(Exercise aim)
The result should be every line in the data below that carries the string "chevron".

(Extracted information)
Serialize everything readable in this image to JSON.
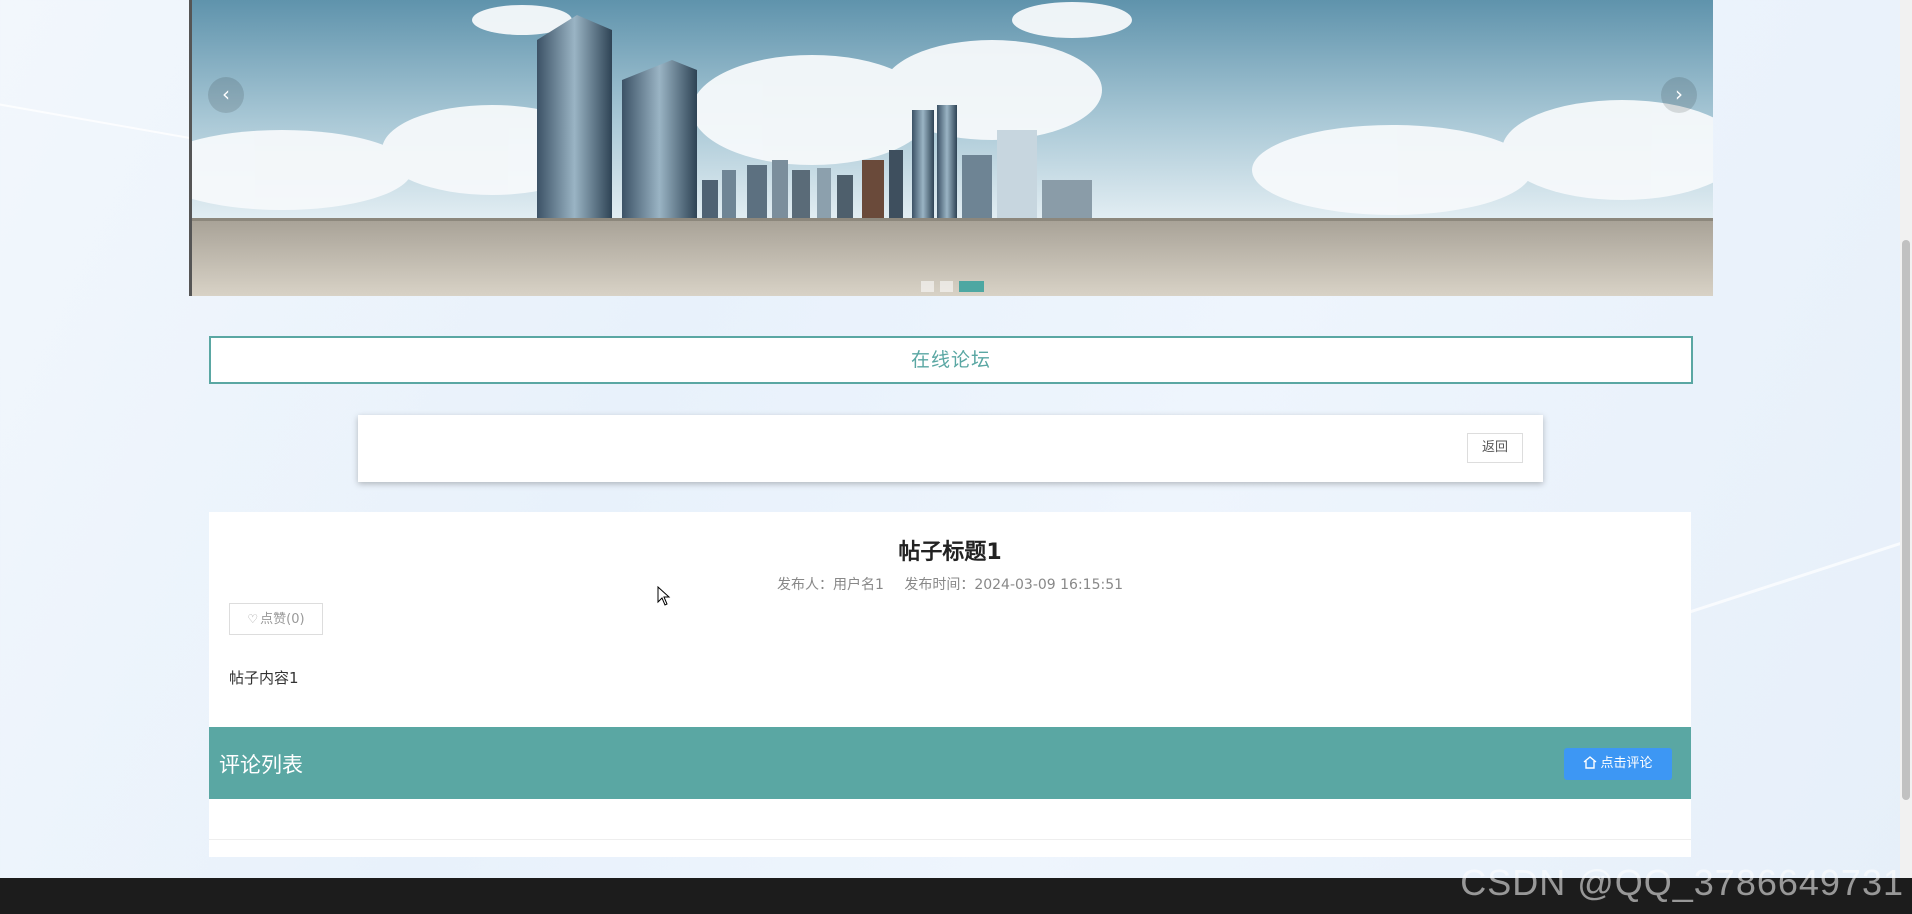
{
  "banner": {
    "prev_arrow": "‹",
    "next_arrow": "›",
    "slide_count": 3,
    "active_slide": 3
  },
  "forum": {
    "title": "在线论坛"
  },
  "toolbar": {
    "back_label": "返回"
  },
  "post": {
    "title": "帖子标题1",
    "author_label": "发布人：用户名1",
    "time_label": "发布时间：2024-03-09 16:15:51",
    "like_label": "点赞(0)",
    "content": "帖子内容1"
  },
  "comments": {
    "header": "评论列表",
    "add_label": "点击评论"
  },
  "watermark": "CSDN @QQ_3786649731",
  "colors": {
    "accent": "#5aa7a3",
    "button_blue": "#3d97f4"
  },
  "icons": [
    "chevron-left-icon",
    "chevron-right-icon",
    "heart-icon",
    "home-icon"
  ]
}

(Result of this task)
    "chevron-left-icon",
    "chevron-right-icon",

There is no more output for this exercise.